### What the exercise asks:
Exactly the lines from the line that has "What's the underlying" through the final line below are to be retyped, and the pictures are not.

----- Entries supplied -----

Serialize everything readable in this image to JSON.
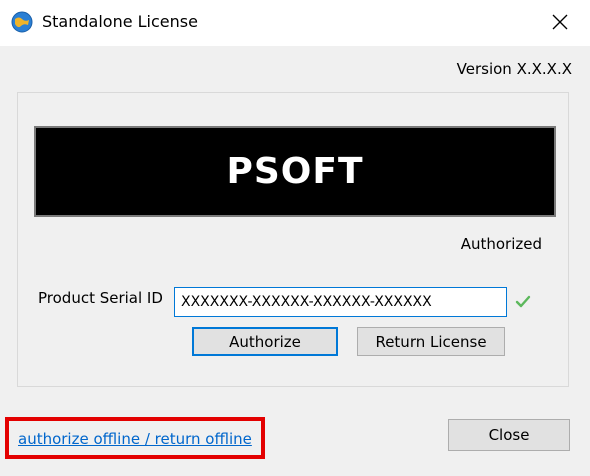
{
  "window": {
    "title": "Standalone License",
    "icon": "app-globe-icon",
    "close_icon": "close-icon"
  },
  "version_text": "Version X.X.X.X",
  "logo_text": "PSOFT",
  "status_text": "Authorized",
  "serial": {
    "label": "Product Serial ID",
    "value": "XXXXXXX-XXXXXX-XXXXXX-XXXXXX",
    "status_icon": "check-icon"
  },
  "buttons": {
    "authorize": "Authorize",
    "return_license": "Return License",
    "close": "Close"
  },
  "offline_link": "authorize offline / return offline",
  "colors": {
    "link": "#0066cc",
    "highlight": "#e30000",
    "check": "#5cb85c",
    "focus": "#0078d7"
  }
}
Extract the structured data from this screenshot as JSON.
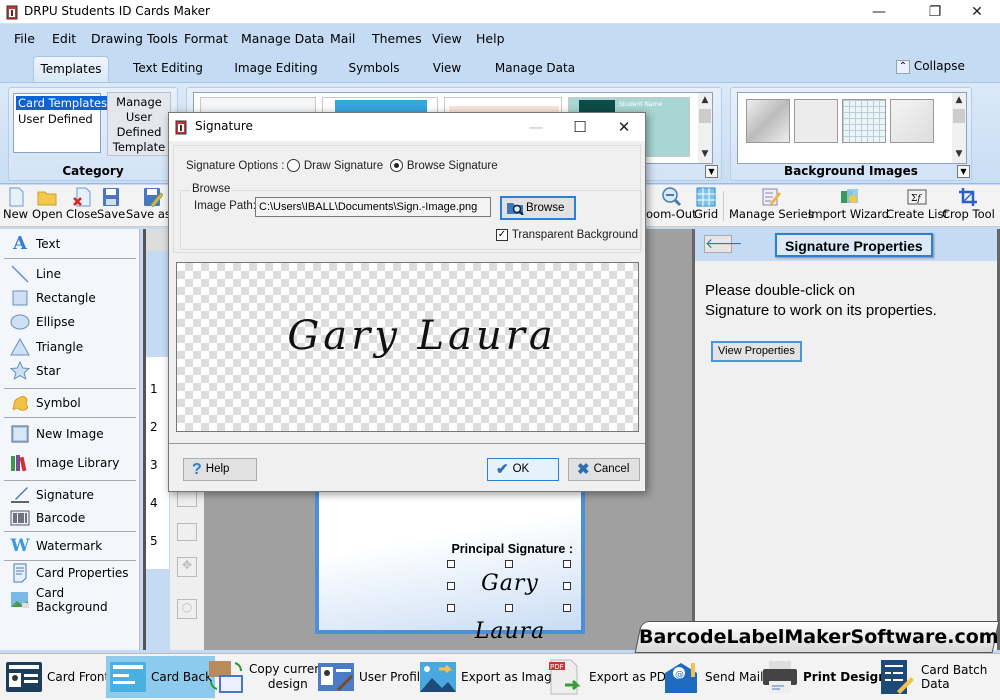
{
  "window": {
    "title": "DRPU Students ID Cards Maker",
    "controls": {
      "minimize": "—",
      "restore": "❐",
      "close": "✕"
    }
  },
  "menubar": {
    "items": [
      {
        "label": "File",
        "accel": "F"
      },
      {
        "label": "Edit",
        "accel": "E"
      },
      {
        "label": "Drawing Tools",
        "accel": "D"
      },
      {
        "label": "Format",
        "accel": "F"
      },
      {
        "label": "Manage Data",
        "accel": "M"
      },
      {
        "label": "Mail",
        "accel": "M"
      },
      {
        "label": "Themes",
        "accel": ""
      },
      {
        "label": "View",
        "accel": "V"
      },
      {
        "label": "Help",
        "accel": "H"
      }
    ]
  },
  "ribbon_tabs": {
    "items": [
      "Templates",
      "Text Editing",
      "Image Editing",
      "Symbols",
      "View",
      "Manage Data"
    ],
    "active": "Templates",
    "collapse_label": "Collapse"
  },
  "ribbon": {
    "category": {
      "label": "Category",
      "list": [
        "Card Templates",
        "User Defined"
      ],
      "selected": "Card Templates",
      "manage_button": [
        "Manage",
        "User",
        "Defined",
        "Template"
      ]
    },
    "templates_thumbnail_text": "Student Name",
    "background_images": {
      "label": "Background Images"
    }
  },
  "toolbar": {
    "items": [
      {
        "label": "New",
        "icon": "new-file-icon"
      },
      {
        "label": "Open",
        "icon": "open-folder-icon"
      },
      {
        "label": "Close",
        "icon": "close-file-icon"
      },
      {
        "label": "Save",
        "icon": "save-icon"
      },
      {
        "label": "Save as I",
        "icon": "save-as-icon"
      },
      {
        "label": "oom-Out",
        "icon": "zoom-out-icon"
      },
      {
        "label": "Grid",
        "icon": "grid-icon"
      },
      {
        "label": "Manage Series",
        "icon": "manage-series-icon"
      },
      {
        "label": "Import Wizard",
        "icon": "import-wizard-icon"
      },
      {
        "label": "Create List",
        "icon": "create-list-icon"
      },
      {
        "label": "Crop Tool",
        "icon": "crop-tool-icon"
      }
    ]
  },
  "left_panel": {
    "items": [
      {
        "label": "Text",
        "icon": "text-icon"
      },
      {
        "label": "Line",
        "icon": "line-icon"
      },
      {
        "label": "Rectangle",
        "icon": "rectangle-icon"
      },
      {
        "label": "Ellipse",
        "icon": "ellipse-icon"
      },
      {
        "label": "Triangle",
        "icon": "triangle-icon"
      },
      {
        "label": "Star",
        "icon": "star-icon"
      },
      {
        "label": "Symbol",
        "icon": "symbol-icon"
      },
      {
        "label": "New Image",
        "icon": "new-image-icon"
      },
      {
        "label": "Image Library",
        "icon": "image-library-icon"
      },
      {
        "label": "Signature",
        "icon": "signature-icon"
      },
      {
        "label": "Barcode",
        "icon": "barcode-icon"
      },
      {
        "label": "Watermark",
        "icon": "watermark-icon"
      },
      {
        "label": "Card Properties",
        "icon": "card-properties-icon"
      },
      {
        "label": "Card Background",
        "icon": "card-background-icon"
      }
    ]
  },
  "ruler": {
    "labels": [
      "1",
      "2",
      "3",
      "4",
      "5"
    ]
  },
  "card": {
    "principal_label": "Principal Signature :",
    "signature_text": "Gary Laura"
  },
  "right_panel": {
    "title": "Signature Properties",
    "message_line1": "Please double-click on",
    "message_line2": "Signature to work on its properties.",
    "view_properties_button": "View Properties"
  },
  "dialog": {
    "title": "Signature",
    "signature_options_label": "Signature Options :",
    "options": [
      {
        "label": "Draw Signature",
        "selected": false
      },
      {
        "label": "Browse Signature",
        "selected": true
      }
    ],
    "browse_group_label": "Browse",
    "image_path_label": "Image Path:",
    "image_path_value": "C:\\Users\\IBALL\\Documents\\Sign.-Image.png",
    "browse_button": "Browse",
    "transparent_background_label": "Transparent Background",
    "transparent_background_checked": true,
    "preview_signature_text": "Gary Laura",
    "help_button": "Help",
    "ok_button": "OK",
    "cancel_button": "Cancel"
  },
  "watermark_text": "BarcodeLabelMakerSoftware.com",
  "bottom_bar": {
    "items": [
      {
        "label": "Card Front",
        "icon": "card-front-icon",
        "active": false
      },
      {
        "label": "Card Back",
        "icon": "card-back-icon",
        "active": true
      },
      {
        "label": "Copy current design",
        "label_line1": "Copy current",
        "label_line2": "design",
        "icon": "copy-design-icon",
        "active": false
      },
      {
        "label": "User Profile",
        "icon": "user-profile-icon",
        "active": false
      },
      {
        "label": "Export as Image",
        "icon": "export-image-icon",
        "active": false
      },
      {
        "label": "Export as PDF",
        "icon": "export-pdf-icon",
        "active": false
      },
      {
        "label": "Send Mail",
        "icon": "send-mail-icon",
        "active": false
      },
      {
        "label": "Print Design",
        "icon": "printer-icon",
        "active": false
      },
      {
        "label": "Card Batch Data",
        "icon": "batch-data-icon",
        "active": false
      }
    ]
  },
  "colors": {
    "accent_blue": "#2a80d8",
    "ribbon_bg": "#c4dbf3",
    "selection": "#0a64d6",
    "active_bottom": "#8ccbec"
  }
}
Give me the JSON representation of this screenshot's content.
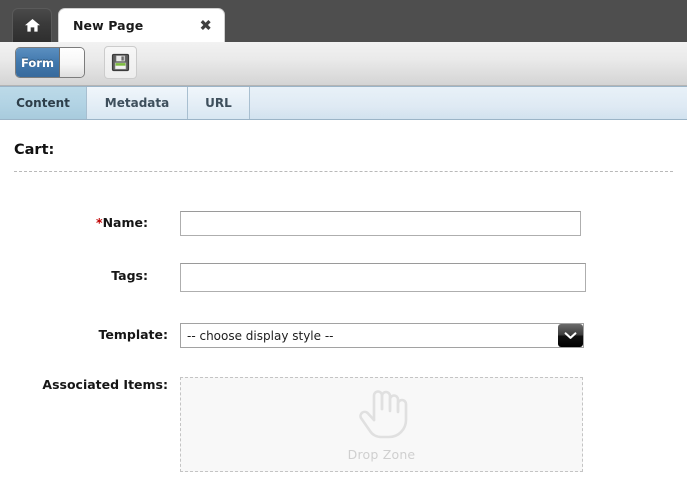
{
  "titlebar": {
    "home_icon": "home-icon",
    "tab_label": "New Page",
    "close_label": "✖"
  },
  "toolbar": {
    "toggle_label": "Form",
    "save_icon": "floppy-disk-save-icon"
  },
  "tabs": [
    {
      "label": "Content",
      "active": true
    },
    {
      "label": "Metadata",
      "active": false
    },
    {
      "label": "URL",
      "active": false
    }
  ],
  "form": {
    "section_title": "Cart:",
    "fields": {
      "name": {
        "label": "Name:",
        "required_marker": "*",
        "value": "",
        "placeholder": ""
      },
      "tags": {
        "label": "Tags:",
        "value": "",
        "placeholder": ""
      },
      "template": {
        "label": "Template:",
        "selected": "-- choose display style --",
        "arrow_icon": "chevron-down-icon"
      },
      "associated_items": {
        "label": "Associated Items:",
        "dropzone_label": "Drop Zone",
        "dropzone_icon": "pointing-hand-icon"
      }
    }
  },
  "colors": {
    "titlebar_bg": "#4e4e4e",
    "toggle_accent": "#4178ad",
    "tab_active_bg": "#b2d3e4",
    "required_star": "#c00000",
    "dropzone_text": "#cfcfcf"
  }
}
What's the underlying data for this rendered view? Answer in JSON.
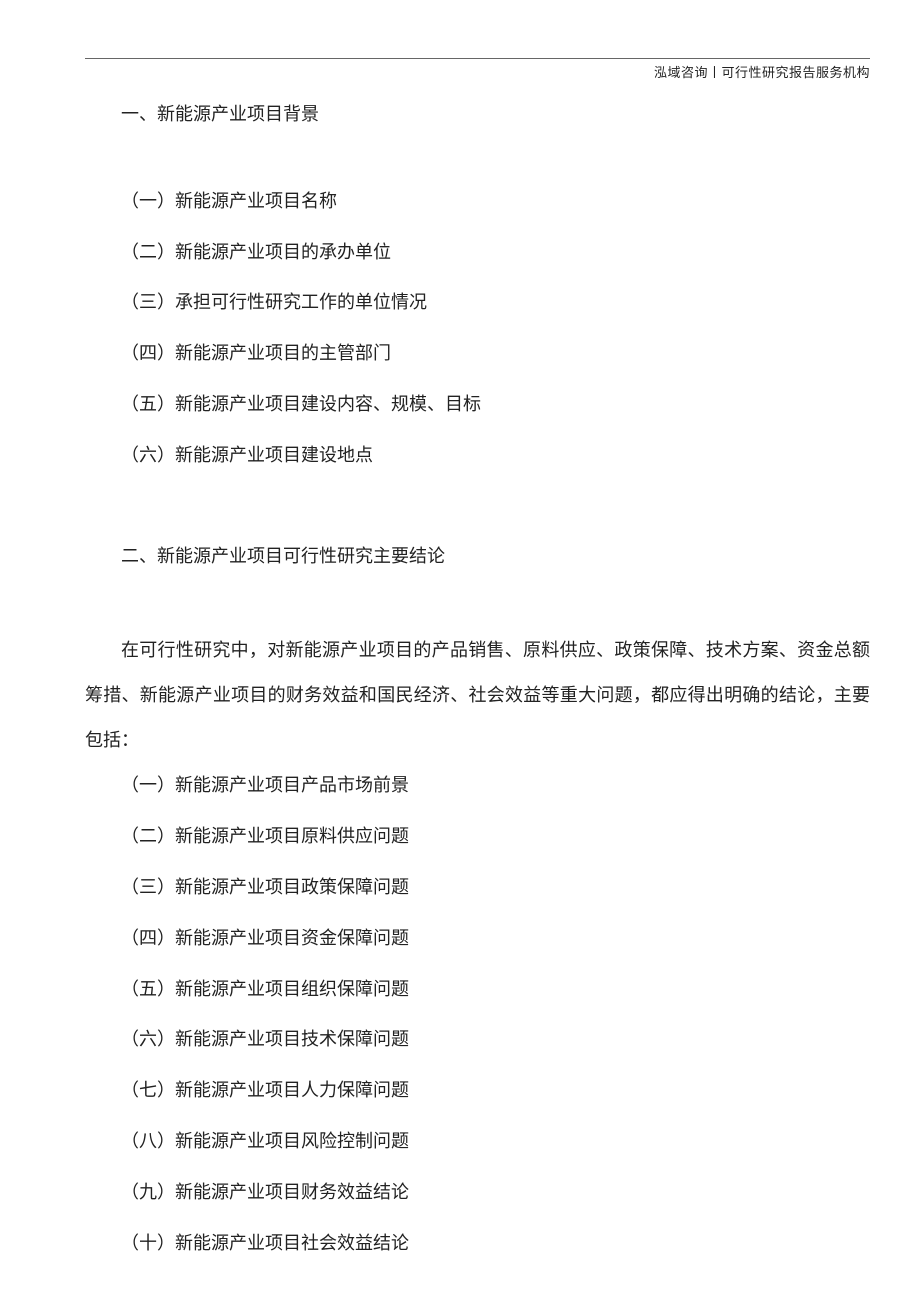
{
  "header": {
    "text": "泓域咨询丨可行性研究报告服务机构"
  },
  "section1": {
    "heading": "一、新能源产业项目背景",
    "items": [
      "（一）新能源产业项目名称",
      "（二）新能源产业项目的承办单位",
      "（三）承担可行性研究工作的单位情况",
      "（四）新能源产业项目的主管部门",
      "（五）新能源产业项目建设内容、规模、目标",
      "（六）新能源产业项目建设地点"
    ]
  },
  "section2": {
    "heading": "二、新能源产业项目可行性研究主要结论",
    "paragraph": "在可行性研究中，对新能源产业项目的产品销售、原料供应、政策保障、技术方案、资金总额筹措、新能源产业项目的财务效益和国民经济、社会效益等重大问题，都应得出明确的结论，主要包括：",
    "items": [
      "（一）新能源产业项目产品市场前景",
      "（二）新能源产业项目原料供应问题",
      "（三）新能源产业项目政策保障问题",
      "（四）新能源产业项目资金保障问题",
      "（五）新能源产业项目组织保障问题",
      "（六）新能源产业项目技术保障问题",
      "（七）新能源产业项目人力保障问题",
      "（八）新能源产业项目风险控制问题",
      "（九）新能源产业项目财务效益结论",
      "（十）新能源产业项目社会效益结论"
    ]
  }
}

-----

### Answer space:
What's the underlying data for this rendered view? Answer in JSON.
{
  "header": {
    "text": "泓域咨询丨可行性研究报告服务机构"
  },
  "section1": {
    "heading": "一、新能源产业项目背景",
    "items": [
      "（一）新能源产业项目名称",
      "（二）新能源产业项目的承办单位",
      "（三）承担可行性研究工作的单位情况",
      "（四）新能源产业项目的主管部门",
      "（五）新能源产业项目建设内容、规模、目标",
      "（六）新能源产业项目建设地点"
    ]
  },
  "section2": {
    "heading": "二、新能源产业项目可行性研究主要结论",
    "paragraph": "在可行性研究中，对新能源产业项目的产品销售、原料供应、政策保障、技术方案、资金总额筹措、新能源产业项目的财务效益和国民经济、社会效益等重大问题，都应得出明确的结论，主要包括：",
    "items": [
      "（一）新能源产业项目产品市场前景",
      "（二）新能源产业项目原料供应问题",
      "（三）新能源产业项目政策保障问题",
      "（四）新能源产业项目资金保障问题",
      "（五）新能源产业项目组织保障问题",
      "（六）新能源产业项目技术保障问题",
      "（七）新能源产业项目人力保障问题",
      "（八）新能源产业项目风险控制问题",
      "（九）新能源产业项目财务效益结论",
      "（十）新能源产业项目社会效益结论"
    ]
  }
}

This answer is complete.